# [Aim of the task]
Restate every line of the data word for word, except for the images.

[Website and app data records]
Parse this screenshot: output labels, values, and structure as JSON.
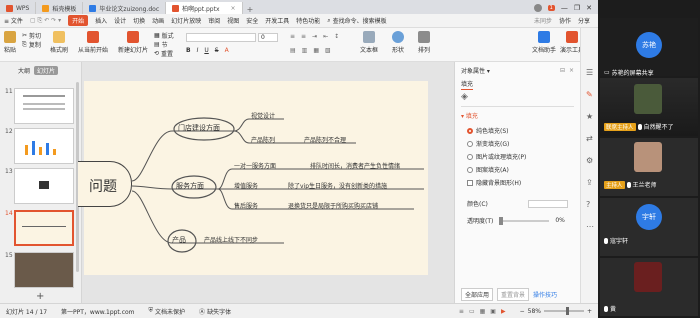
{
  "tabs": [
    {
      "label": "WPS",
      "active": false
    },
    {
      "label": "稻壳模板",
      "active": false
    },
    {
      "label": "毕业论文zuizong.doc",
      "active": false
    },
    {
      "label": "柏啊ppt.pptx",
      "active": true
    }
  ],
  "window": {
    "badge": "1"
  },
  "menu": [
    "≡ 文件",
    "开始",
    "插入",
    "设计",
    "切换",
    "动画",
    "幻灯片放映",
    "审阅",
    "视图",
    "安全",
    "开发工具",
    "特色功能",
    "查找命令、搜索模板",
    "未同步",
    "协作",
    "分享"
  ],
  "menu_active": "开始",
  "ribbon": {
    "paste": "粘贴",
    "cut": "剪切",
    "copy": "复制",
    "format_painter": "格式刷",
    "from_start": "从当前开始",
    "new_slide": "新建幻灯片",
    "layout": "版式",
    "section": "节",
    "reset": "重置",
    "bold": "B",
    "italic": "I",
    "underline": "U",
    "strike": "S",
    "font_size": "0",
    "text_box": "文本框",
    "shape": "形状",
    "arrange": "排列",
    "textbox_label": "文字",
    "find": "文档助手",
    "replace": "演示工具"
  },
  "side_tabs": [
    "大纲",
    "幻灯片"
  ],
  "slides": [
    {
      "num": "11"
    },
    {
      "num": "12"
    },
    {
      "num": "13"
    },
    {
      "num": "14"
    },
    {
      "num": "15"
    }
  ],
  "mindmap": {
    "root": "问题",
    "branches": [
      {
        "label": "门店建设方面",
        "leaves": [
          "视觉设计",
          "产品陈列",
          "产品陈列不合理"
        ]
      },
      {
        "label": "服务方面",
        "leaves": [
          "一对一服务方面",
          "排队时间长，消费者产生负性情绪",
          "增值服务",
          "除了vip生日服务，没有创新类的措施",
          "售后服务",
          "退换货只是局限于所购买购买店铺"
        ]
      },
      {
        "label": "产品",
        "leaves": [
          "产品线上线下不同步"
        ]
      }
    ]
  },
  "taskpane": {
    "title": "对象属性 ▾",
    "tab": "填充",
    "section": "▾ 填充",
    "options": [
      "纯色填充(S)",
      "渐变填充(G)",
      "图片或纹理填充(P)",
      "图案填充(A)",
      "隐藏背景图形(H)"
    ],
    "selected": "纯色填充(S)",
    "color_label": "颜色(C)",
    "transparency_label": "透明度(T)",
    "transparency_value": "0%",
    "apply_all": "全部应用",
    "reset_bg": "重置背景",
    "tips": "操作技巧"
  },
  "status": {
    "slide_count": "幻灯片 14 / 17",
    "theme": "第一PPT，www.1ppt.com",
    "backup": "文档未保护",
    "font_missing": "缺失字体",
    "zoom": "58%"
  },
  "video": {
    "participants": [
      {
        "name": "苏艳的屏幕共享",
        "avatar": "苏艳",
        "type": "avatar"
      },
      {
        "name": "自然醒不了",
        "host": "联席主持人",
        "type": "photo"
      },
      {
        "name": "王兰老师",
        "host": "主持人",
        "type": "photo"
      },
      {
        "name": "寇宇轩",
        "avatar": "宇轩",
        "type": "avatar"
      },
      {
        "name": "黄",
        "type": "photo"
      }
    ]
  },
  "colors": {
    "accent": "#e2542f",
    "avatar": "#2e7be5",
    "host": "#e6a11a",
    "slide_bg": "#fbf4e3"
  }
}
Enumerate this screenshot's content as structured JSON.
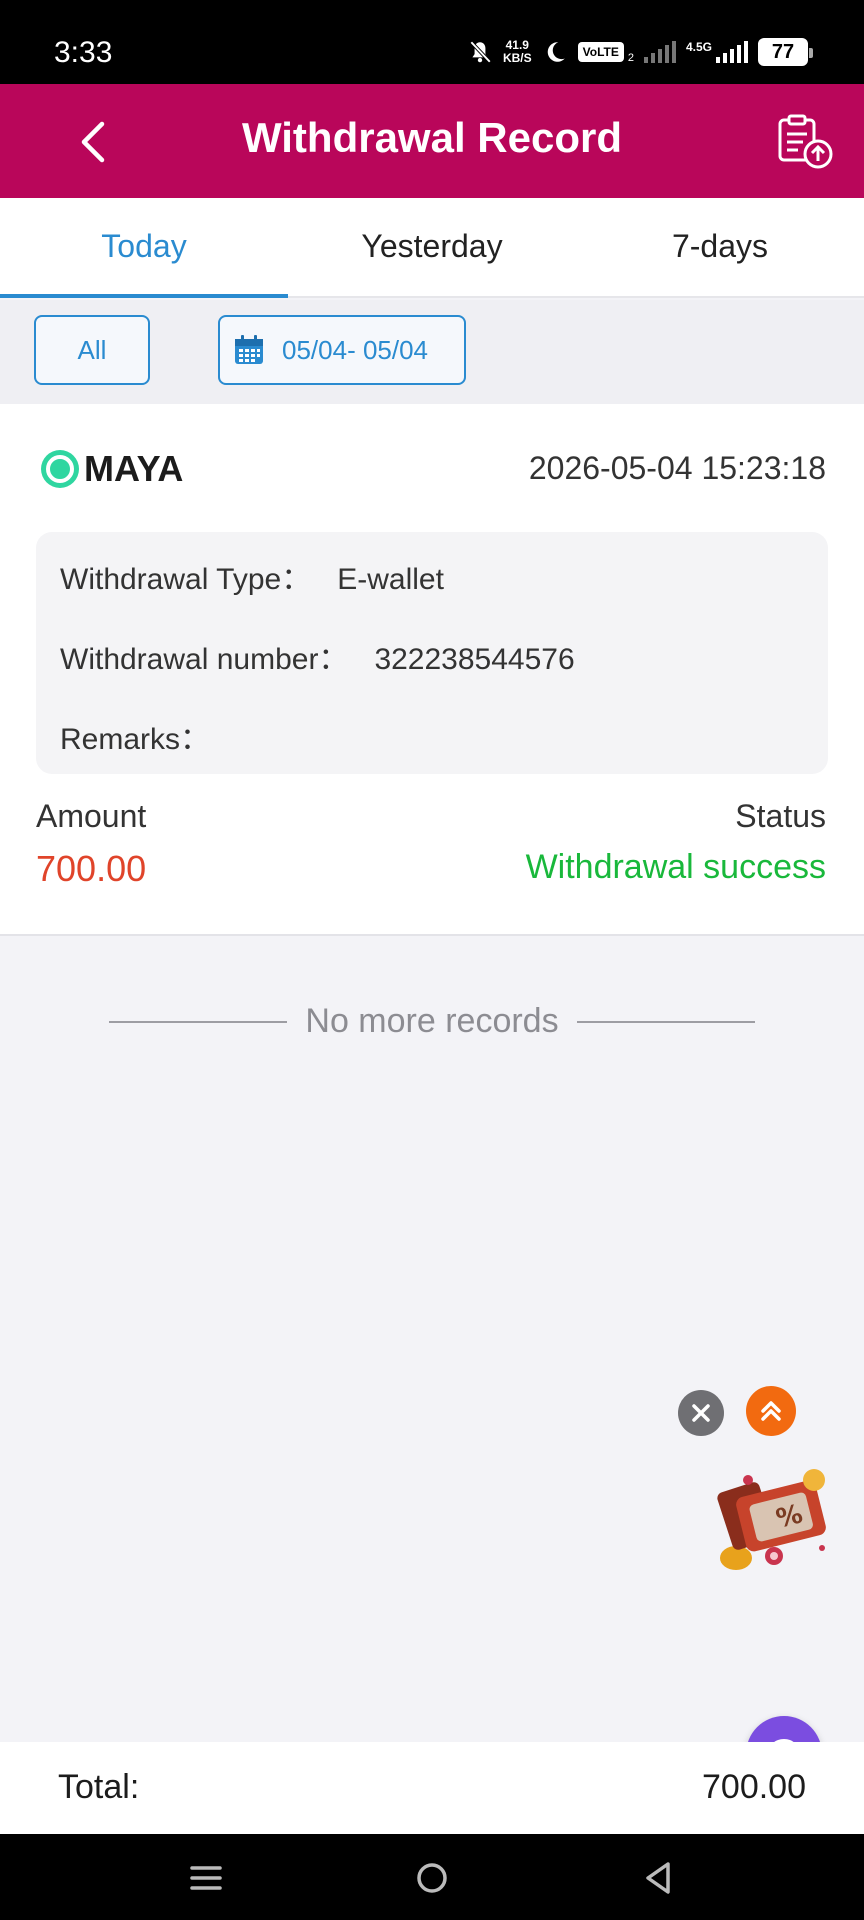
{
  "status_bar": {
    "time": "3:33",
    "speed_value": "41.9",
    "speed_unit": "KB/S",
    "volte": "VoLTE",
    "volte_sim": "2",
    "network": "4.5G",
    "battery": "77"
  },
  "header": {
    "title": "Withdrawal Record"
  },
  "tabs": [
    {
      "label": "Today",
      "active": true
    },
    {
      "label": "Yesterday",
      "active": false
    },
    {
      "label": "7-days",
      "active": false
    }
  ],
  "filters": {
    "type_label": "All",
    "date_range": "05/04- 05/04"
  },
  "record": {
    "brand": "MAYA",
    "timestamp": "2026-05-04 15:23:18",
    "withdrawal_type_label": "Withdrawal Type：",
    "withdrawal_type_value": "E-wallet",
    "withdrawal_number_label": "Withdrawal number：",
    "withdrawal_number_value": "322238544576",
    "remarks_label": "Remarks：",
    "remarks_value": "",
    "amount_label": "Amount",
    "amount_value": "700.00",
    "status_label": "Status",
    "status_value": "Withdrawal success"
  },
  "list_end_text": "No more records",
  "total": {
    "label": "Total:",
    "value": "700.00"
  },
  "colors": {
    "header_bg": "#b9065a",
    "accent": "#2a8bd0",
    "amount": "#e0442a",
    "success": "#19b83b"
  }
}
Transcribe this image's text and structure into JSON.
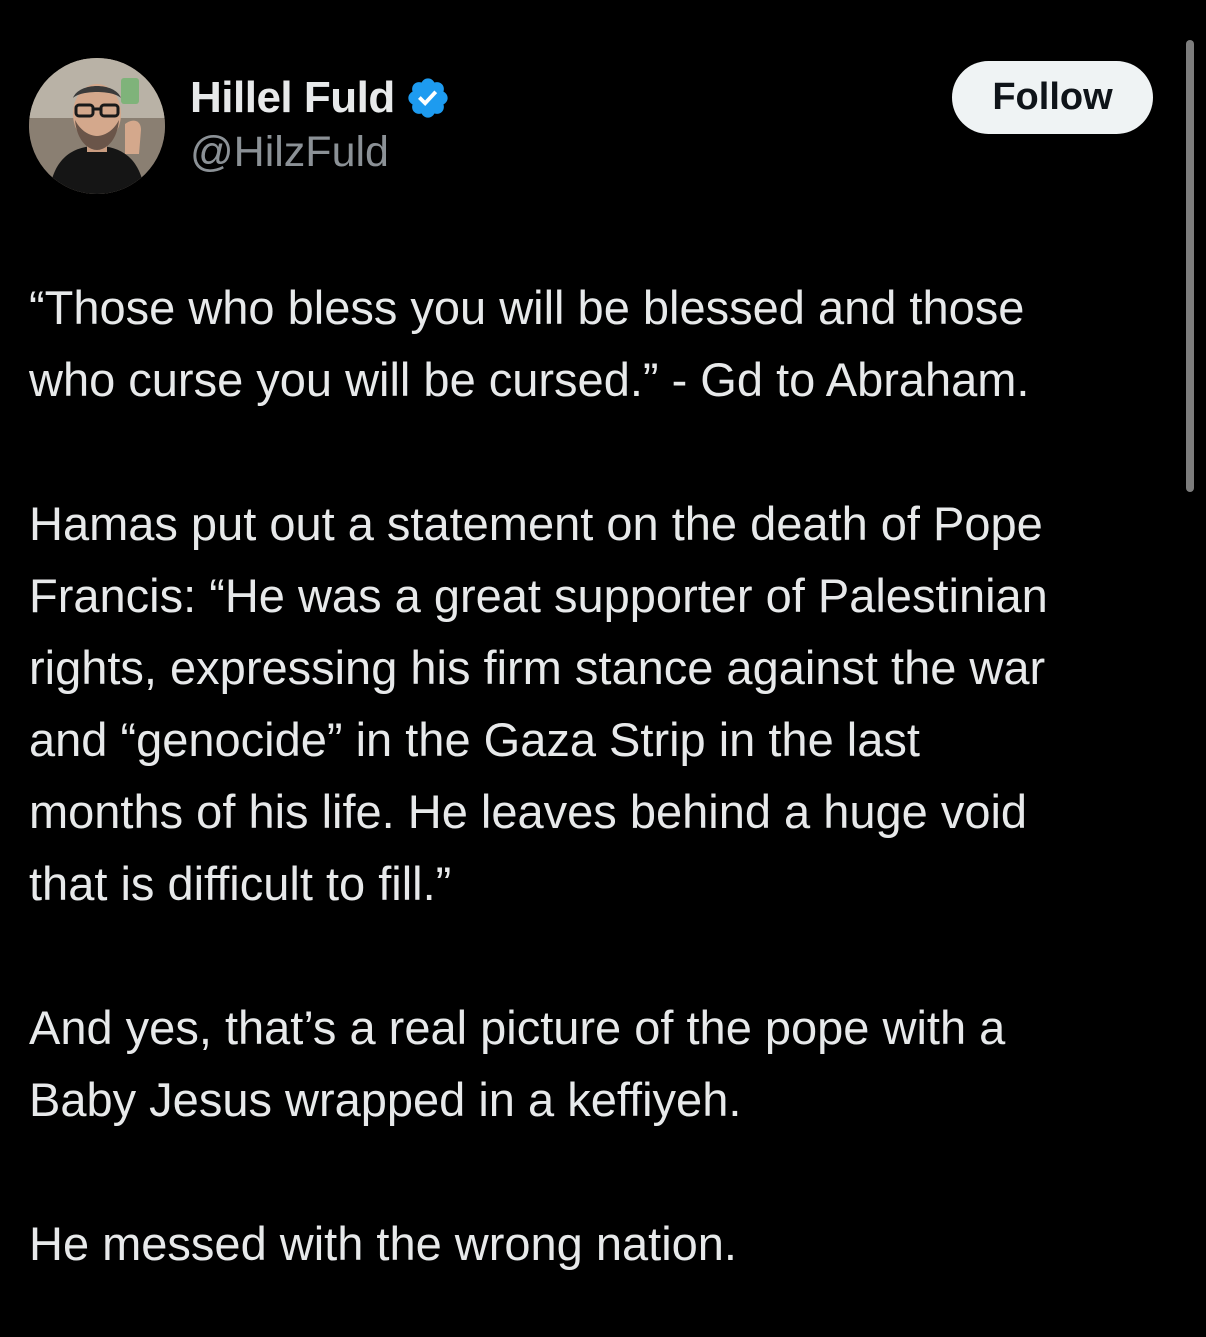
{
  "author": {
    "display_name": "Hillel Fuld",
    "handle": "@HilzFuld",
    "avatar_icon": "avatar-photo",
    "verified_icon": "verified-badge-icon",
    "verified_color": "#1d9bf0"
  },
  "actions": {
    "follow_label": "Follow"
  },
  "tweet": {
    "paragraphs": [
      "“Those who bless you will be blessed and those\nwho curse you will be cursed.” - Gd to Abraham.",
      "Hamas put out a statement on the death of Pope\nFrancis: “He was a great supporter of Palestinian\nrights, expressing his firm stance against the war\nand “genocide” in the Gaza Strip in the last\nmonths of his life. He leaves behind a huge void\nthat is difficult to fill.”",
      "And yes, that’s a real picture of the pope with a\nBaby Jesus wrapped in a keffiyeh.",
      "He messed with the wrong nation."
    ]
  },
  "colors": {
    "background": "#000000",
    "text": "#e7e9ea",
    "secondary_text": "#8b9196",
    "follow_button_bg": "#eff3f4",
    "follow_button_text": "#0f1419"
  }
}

# [Response for this exercise]
Parse this screenshot: output labels, values, and structure as JSON.
{
  "tabs": [
    {
      "label": "WPS",
      "active": false
    },
    {
      "label": "稻壳模板",
      "active": false
    },
    {
      "label": "毕业论文zuizong.doc",
      "active": false
    },
    {
      "label": "柏啊ppt.pptx",
      "active": true
    }
  ],
  "window": {
    "badge": "1"
  },
  "menu": [
    "≡ 文件",
    "开始",
    "插入",
    "设计",
    "切换",
    "动画",
    "幻灯片放映",
    "审阅",
    "视图",
    "安全",
    "开发工具",
    "特色功能",
    "查找命令、搜索模板",
    "未同步",
    "协作",
    "分享"
  ],
  "menu_active": "开始",
  "ribbon": {
    "paste": "粘贴",
    "cut": "剪切",
    "copy": "复制",
    "format_painter": "格式刷",
    "from_start": "从当前开始",
    "new_slide": "新建幻灯片",
    "layout": "版式",
    "section": "节",
    "reset": "重置",
    "bold": "B",
    "italic": "I",
    "underline": "U",
    "strike": "S",
    "font_size": "0",
    "text_box": "文本框",
    "shape": "形状",
    "arrange": "排列",
    "textbox_label": "文字",
    "find": "文档助手",
    "replace": "演示工具"
  },
  "side_tabs": [
    "大纲",
    "幻灯片"
  ],
  "slides": [
    {
      "num": "11"
    },
    {
      "num": "12"
    },
    {
      "num": "13"
    },
    {
      "num": "14"
    },
    {
      "num": "15"
    }
  ],
  "mindmap": {
    "root": "问题",
    "branches": [
      {
        "label": "门店建设方面",
        "leaves": [
          "视觉设计",
          "产品陈列",
          "产品陈列不合理"
        ]
      },
      {
        "label": "服务方面",
        "leaves": [
          "一对一服务方面",
          "排队时间长，消费者产生负性情绪",
          "增值服务",
          "除了vip生日服务，没有创新类的措施",
          "售后服务",
          "退换货只是局限于所购买购买店铺"
        ]
      },
      {
        "label": "产品",
        "leaves": [
          "产品线上线下不同步"
        ]
      }
    ]
  },
  "taskpane": {
    "title": "对象属性 ▾",
    "tab": "填充",
    "section": "▾ 填充",
    "options": [
      "纯色填充(S)",
      "渐变填充(G)",
      "图片或纹理填充(P)",
      "图案填充(A)",
      "隐藏背景图形(H)"
    ],
    "selected": "纯色填充(S)",
    "color_label": "颜色(C)",
    "transparency_label": "透明度(T)",
    "transparency_value": "0%",
    "apply_all": "全部应用",
    "reset_bg": "重置背景",
    "tips": "操作技巧"
  },
  "status": {
    "slide_count": "幻灯片 14 / 17",
    "theme": "第一PPT，www.1ppt.com",
    "backup": "文档未保护",
    "font_missing": "缺失字体",
    "zoom": "58%"
  },
  "video": {
    "participants": [
      {
        "name": "苏艳的屏幕共享",
        "avatar": "苏艳",
        "type": "avatar"
      },
      {
        "name": "自然醒不了",
        "host": "联席主持人",
        "type": "photo"
      },
      {
        "name": "王兰老师",
        "host": "主持人",
        "type": "photo"
      },
      {
        "name": "寇宇轩",
        "avatar": "宇轩",
        "type": "avatar"
      },
      {
        "name": "黄",
        "type": "photo"
      }
    ]
  },
  "colors": {
    "accent": "#e2542f",
    "avatar": "#2e7be5",
    "host": "#e6a11a",
    "slide_bg": "#fbf4e3"
  }
}
Enumerate this screenshot's content as structured JSON.
{
  "status_bar": {
    "time": "3:33",
    "speed_value": "41.9",
    "speed_unit": "KB/S",
    "volte": "VoLTE",
    "volte_sim": "2",
    "network": "4.5G",
    "battery": "77"
  },
  "header": {
    "title": "Withdrawal Record"
  },
  "tabs": [
    {
      "label": "Today",
      "active": true
    },
    {
      "label": "Yesterday",
      "active": false
    },
    {
      "label": "7-days",
      "active": false
    }
  ],
  "filters": {
    "type_label": "All",
    "date_range": "05/04- 05/04"
  },
  "record": {
    "brand": "MAYA",
    "timestamp": "2026-05-04 15:23:18",
    "withdrawal_type_label": "Withdrawal Type：",
    "withdrawal_type_value": "E-wallet",
    "withdrawal_number_label": "Withdrawal number：",
    "withdrawal_number_value": "322238544576",
    "remarks_label": "Remarks：",
    "remarks_value": "",
    "amount_label": "Amount",
    "amount_value": "700.00",
    "status_label": "Status",
    "status_value": "Withdrawal success"
  },
  "list_end_text": "No more records",
  "total": {
    "label": "Total:",
    "value": "700.00"
  },
  "colors": {
    "header_bg": "#b9065a",
    "accent": "#2a8bd0",
    "amount": "#e0442a",
    "success": "#19b83b"
  }
}
Transcribe this image's text and structure into JSON.
{
  "author": {
    "display_name": "Hillel Fuld",
    "handle": "@HilzFuld",
    "avatar_icon": "avatar-photo",
    "verified_icon": "verified-badge-icon",
    "verified_color": "#1d9bf0"
  },
  "actions": {
    "follow_label": "Follow"
  },
  "tweet": {
    "paragraphs": [
      "“Those who bless you will be blessed and those\nwho curse you will be cursed.” - Gd to Abraham.",
      "Hamas put out a statement on the death of Pope\nFrancis: “He was a great supporter of Palestinian\nrights, expressing his firm stance against the war\nand “genocide” in the Gaza Strip in the last\nmonths of his life. He leaves behind a huge void\nthat is difficult to fill.”",
      "And yes, that’s a real picture of the pope with a\nBaby Jesus wrapped in a keffiyeh.",
      "He messed with the wrong nation."
    ]
  },
  "colors": {
    "background": "#000000",
    "text": "#e7e9ea",
    "secondary_text": "#8b9196",
    "follow_button_bg": "#eff3f4",
    "follow_button_text": "#0f1419"
  }
}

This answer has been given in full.